— Information shown —

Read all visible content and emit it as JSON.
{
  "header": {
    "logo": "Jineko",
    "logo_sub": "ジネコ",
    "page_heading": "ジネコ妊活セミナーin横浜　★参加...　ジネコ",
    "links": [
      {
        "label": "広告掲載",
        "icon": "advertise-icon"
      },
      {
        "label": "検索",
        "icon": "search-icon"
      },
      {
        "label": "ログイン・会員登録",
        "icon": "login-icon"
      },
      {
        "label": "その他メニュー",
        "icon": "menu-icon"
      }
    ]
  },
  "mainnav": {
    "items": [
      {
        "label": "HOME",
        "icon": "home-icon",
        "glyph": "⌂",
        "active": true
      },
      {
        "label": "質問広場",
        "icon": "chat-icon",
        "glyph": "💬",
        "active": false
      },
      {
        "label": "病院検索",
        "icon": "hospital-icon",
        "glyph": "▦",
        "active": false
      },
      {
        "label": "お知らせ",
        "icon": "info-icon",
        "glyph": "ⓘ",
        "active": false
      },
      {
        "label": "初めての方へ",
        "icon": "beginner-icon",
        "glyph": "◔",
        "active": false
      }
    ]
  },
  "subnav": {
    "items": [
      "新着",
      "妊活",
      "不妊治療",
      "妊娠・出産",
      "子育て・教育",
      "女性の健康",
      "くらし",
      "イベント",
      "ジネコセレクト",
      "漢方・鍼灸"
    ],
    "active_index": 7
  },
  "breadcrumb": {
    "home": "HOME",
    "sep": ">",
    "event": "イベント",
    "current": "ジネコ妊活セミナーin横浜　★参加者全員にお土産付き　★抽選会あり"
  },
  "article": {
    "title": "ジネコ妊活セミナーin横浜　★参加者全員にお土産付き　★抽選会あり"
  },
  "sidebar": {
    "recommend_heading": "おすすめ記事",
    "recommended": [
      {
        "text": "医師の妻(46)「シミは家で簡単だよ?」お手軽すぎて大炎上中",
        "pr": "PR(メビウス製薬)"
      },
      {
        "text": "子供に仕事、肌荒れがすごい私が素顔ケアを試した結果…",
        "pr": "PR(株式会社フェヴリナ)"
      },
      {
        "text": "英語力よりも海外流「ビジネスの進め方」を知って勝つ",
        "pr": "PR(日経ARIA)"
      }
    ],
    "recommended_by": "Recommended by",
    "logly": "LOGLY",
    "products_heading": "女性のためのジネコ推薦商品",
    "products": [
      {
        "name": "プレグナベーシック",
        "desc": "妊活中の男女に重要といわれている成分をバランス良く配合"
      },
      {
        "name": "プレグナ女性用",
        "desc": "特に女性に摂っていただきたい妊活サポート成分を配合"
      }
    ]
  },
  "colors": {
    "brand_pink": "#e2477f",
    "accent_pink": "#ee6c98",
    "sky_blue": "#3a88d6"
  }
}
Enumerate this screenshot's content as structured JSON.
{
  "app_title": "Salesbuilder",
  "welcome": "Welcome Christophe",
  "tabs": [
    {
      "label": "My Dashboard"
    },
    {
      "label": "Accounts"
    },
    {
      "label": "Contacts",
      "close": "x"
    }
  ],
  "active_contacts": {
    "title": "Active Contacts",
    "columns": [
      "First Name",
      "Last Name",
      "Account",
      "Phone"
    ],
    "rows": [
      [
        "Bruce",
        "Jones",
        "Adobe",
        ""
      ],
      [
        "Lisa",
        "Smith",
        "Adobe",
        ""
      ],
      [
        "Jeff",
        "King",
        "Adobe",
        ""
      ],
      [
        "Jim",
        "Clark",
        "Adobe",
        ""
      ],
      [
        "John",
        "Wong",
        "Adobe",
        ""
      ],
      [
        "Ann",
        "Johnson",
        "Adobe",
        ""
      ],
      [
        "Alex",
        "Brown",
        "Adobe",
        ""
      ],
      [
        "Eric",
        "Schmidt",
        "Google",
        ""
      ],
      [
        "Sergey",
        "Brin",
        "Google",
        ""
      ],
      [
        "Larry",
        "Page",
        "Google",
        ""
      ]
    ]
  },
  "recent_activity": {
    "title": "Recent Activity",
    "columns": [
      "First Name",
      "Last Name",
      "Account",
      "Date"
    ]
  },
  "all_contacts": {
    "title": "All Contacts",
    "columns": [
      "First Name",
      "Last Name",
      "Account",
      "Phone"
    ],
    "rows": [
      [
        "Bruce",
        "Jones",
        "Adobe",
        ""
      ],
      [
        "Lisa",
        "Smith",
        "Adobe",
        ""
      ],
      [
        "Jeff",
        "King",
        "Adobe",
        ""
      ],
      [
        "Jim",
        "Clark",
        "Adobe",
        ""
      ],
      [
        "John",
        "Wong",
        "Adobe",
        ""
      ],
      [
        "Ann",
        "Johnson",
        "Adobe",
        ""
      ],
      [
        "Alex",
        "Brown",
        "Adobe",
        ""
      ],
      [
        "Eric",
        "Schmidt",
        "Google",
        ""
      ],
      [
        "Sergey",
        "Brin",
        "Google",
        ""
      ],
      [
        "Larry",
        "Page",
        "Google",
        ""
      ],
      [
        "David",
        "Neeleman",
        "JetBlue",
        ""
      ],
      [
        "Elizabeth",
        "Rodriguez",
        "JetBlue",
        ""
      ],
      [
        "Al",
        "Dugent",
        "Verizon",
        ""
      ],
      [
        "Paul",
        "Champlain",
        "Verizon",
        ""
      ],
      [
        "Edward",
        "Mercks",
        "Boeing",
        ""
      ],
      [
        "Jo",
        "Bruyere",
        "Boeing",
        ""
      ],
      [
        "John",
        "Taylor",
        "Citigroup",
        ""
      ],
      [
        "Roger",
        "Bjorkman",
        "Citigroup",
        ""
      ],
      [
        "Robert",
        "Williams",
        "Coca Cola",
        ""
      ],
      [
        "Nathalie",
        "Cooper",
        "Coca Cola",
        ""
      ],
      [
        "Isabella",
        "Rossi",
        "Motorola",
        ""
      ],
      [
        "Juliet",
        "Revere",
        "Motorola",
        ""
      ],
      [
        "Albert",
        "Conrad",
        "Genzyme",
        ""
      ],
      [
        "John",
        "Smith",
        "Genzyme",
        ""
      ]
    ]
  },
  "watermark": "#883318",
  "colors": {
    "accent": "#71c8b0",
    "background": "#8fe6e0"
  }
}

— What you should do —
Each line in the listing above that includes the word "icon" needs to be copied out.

— Response —
        "icon": "advertise-icon"
        "icon": "search-icon"
        "icon": "login-icon"
        "icon": "menu-icon"
        "icon": "home-icon",
        "icon": "chat-icon",
        "icon": "hospital-icon",
        "icon": "info-icon",
        "icon": "beginner-icon",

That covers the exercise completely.